If you already own an RV, then most of the above does not apply, but it’s always good to consider just how much unnecessary gear you are carting around. Many folk have winter and summer clothing on board, but do you really need that? Others stock up considerably on foodstuffs before travelling, but there are good economic arguments (drought and bushfire related) for purchasing locally wherever you might be. There are other weight-saving ideas too. I know that paper books and CDs are much treasured, but the digital equivalents are much lighter.


I’m not going to suggest running with empty water tanks. I know water has serious weight but there are many places in Australia where it’s foolish to arrive with no water onboard. However, there’s another ‘staying green’ area where there seems to be some diverse thinking — grey water disposal. Most motorhomes and fifth wheelers come with grey water tanks, but up until relatively recently most caravans did not. I don’t know why. While there are plenty of places around Australia where any sort of water is appreciated for a parched land, there are a growing number of areas where grey water is unwelcome. 

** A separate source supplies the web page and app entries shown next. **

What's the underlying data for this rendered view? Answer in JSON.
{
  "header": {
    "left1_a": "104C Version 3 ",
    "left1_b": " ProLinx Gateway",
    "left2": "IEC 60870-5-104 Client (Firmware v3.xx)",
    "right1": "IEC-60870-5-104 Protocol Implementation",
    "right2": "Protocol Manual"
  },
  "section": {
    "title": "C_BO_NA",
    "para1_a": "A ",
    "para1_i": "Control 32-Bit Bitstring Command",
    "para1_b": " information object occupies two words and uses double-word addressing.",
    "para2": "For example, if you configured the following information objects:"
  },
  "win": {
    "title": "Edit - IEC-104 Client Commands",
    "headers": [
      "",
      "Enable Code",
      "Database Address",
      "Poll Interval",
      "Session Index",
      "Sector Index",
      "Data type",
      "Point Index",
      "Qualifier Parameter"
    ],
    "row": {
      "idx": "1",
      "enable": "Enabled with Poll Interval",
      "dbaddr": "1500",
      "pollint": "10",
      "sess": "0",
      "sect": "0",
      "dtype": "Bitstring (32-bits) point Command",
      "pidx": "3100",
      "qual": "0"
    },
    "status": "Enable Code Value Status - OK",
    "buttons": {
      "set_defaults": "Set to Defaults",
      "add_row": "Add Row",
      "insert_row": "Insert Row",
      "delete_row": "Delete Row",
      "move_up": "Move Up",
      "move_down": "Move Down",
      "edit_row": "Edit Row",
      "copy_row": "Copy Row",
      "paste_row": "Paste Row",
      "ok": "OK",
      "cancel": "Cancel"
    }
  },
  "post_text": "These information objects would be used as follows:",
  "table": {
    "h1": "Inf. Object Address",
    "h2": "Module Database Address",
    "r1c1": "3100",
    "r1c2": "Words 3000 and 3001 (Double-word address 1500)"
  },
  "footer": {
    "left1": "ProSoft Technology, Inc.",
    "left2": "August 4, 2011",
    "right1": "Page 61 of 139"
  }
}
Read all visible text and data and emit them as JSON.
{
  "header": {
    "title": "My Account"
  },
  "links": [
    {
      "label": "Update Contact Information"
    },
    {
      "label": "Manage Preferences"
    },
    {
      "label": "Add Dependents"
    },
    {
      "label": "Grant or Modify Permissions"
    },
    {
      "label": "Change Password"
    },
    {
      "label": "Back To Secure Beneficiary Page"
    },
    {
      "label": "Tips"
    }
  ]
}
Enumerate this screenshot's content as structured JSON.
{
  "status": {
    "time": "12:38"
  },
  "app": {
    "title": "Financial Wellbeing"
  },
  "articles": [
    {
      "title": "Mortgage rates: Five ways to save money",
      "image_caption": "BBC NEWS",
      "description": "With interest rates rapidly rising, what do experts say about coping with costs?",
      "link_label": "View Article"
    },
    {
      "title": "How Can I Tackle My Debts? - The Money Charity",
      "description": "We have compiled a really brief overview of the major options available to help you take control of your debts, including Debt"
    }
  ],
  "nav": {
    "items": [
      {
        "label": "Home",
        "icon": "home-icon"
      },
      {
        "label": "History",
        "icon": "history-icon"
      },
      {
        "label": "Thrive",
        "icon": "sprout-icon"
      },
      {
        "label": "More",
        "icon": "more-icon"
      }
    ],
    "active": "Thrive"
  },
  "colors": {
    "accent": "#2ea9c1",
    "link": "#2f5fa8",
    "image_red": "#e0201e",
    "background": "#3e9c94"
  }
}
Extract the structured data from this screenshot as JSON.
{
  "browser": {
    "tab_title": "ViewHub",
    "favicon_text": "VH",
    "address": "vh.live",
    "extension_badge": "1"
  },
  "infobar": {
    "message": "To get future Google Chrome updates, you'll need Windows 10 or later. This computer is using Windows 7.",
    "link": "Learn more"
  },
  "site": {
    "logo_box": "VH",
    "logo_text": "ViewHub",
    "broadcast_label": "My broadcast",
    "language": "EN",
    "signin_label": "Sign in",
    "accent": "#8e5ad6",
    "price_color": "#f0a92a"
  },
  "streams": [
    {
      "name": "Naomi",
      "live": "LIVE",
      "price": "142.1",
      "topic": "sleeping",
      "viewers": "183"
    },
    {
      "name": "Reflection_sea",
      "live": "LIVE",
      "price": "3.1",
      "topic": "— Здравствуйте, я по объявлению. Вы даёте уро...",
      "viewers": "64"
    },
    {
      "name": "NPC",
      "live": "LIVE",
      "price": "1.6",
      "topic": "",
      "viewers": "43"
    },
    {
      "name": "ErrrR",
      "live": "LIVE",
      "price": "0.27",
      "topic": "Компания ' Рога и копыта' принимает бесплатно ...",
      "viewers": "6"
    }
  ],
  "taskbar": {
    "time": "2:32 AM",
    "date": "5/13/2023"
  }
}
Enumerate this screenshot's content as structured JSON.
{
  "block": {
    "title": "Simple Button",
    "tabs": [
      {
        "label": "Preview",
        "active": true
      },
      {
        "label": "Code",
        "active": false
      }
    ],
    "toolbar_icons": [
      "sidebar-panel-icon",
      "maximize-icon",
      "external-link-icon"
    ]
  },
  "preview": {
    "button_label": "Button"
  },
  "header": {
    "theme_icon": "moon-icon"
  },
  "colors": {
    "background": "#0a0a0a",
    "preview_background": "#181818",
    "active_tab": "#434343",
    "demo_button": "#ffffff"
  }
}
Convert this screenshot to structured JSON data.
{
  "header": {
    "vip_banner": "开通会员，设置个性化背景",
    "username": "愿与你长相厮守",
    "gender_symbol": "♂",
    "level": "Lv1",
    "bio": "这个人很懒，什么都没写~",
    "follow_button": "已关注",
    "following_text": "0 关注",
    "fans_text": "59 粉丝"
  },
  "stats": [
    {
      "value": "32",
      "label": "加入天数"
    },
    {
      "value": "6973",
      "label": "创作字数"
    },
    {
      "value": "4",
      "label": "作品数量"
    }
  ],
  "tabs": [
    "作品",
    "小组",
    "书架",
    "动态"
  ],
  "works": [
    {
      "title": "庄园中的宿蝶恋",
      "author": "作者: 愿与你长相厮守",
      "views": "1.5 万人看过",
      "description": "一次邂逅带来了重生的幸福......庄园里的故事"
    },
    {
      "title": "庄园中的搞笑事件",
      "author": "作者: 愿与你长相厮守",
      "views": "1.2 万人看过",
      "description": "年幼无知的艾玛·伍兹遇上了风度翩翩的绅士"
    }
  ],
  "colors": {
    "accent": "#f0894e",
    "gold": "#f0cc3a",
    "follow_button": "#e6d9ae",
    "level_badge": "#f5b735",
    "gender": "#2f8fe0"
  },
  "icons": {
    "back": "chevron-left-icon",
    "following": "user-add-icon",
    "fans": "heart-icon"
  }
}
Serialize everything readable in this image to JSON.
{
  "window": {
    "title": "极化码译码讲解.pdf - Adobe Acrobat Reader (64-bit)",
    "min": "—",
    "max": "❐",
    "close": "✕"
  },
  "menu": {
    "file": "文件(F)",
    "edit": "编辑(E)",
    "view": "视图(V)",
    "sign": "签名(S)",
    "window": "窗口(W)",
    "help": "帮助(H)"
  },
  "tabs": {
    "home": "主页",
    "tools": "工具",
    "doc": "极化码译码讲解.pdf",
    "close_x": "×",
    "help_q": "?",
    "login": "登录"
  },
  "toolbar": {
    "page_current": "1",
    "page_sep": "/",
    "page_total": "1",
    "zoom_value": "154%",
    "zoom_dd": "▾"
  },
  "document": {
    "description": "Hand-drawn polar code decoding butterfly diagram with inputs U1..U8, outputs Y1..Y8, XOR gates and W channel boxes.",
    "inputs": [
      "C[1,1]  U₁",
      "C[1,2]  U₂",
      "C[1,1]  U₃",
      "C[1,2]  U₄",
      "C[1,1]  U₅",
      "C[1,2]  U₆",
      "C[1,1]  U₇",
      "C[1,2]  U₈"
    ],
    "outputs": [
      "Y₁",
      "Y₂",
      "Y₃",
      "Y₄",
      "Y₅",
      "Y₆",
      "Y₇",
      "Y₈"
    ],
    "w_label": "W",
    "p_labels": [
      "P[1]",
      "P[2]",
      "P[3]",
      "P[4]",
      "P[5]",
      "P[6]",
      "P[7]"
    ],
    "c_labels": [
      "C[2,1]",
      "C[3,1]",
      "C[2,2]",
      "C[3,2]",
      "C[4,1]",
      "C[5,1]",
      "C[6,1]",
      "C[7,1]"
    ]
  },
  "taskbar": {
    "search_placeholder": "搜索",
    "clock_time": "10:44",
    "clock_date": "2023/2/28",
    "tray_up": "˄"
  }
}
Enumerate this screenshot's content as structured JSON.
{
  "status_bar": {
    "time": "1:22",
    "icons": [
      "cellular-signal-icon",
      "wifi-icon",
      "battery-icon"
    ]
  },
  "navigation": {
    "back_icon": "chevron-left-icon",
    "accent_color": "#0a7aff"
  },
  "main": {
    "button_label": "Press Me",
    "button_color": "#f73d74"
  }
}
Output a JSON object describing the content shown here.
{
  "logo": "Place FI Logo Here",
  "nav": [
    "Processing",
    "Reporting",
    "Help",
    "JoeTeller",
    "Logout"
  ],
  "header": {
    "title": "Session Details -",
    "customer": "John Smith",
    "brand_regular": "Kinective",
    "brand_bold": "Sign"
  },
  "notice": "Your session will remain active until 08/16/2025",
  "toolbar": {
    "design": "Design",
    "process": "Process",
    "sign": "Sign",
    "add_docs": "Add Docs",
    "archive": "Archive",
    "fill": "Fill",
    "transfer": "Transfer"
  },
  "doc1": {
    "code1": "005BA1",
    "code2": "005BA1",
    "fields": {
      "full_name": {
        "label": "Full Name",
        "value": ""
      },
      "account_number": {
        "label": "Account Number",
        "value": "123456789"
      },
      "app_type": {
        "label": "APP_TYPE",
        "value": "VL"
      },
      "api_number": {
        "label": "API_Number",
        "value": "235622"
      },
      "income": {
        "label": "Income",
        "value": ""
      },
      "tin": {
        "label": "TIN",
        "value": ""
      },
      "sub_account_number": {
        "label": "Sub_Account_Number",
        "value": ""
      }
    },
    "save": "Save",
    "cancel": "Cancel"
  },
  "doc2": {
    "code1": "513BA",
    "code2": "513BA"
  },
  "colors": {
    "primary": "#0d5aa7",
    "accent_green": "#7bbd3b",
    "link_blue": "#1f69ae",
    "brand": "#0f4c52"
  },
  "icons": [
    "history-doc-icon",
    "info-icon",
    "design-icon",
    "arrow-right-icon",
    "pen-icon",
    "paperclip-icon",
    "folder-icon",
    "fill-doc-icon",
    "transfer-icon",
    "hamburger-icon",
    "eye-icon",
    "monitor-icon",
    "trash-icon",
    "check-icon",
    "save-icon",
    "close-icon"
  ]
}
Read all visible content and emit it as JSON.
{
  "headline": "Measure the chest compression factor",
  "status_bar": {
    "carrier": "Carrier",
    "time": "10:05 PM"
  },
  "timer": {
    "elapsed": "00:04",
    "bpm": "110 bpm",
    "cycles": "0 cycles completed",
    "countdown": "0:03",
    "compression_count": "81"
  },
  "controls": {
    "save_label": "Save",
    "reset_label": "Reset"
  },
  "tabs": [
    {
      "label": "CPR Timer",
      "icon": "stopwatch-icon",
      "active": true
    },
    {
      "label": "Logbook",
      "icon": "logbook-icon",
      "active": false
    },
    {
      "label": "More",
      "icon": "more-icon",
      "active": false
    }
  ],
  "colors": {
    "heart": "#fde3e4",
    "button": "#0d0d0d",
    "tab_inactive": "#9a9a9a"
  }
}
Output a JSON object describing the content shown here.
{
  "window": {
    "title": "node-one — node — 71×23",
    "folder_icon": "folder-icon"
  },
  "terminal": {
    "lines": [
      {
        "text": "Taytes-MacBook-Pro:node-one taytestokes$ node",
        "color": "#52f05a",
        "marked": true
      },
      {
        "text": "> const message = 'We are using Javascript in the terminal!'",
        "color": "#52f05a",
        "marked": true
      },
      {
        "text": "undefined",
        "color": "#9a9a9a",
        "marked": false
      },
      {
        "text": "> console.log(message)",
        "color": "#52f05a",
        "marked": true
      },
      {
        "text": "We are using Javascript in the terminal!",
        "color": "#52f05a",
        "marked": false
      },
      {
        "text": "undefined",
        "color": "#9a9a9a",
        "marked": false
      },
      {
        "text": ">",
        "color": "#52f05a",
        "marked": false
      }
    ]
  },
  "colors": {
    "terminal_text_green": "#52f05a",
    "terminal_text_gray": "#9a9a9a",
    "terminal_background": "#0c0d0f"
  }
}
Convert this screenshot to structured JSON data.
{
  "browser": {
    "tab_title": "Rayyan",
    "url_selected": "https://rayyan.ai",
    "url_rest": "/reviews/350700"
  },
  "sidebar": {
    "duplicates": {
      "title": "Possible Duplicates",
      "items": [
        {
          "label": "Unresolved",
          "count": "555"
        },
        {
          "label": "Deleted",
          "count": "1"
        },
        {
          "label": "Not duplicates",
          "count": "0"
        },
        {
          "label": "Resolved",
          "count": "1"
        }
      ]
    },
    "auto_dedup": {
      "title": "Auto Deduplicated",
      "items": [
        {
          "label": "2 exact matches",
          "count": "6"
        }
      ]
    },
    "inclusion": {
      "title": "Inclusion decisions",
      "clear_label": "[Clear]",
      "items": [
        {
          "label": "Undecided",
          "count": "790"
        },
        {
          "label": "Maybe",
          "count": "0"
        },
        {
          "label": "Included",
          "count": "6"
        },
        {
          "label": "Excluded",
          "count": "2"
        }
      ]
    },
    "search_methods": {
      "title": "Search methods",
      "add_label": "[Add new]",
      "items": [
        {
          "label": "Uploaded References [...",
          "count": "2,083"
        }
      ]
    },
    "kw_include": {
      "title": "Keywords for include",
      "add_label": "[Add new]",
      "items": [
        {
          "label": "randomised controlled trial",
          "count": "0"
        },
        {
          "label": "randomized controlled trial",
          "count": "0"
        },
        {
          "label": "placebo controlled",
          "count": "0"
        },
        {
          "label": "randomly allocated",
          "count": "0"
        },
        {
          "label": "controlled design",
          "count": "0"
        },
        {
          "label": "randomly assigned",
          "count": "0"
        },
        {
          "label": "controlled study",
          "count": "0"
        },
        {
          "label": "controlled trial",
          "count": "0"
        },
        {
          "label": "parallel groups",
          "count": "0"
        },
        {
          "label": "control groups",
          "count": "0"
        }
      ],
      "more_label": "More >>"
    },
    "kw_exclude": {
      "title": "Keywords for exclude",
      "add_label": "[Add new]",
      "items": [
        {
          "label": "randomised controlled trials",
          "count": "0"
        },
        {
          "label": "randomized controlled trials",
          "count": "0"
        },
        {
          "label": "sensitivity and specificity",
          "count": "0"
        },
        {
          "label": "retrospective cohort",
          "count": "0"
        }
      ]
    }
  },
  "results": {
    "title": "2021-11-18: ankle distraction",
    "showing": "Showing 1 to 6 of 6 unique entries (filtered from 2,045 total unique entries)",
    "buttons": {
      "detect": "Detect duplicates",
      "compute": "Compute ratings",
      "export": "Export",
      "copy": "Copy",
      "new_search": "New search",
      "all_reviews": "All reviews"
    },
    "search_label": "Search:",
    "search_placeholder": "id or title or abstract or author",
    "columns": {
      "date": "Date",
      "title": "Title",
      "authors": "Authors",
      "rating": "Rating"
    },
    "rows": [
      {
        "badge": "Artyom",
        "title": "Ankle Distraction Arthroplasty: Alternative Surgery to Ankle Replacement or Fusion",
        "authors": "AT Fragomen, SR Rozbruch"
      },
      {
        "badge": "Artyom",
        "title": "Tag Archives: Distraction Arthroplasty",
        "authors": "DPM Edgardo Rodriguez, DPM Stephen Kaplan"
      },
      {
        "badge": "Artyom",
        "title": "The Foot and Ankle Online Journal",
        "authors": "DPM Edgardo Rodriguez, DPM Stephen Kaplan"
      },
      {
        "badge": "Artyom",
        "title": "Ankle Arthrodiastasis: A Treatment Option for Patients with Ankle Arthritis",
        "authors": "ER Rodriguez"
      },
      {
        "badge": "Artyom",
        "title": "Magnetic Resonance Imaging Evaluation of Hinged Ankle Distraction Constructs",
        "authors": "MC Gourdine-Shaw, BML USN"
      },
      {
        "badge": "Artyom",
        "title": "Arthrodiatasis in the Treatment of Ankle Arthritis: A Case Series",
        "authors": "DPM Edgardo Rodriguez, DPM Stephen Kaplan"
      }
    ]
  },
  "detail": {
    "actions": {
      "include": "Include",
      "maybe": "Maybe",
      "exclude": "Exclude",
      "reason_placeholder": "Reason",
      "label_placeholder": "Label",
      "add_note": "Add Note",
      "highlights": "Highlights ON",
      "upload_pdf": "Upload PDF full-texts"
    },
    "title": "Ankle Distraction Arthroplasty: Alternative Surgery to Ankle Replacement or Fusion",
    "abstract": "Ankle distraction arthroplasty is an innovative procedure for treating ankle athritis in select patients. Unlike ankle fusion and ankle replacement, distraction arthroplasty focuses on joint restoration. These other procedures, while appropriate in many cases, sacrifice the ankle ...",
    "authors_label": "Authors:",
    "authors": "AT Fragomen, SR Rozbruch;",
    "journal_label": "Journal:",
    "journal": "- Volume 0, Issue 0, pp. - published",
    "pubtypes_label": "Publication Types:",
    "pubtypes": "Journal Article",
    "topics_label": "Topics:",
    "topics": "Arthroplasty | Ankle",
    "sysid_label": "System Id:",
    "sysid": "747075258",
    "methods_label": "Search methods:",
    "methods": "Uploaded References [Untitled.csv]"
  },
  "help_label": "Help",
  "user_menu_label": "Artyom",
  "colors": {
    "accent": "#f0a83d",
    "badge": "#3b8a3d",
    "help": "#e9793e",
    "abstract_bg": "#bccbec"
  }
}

The Campervan and Motorhome Club of Australia (CMCA) led the charge a few years ago with their self-contained RV policy, which included a grey water tank. It’s backed that up by a great dump point installation programme. Others, including a well-known caravan club, did not require grey water tanks in their self-containment definition, for reasons unclear. That’s definitely odd. More caravans these days are having grey water tanks fitted as either standard or optional items. 

Since many are fitted to the rear of the van, retrofitting is not difficult, although towing balance factors need to be considered. Overall weight less so because it’s generally considered that when a fresh water tank is filled, the grey one is emptied.

Another solution, mostly European and New Zealander oriented, is to have small portable tanks on wheels that can be emptied as needed. 


These days, most toilets in RVs are the cassette type, which must be emptied on a regular basis and then recharged with an appropriate chemical mix. It’s always good to make sure it’s not harmful to the environment. Macerator toilets are around, but more common in the marine industry and rare in RVs. 

Grey water tanks often require a bit of a flush — the clue being rather pongy drains — and there are some green-friendly treatments that are readily available. 


This is a whole topic within itself but there’s no doubt that LED lighting, battery and solar power capacity has improved markedly over the last decade. LED lighting, being very efficient and low current, is here to stay, and no new RV these days come without it. For older RVs, retrofitting LED globes and fittings is quite easy. 

Batteries add weight to any RV but there’s no doubt that they are essential for any RVer contemplating a night or more away from mains power. It’s worth doing a few power calcs to determine just how much battery and solar capacity is needed. For many, a single 100Ah deep cycle battery, backed up by a solar panel or two on the roof, will suffice. Three-way fridges, although not very efficient on 12V, ease the 12V load by running on LP gas or mains power. On the other hand, 12V compressor fridges can be run very efficiently on 12V and, with enough solar panel capacity, can be quite green in their operation. Lithium batteries are the new wunderkind in the RV world, being lighter than equivalent deep cycle batteries, as well as having better charging and load cycles. However, they are still very expensive and deep cycle batteries are often a better option. 


Whatever your RV, one way of being as green as possible is to ensure that everything — engine, trailer brakes, air conditioners, fridges, generators, battery chargers and solar panels — is in tiptop order. That is by ensuring everything is regularly serviced as required (engines, for example), cooling vents are not blocked (in your fridges), and that everything is kept clean (particularly solar panels) and otherwise working properly.

So, how green is your RV? Is it time for a check?  


Feature RVing Going green Vehicles van


Malcolm Street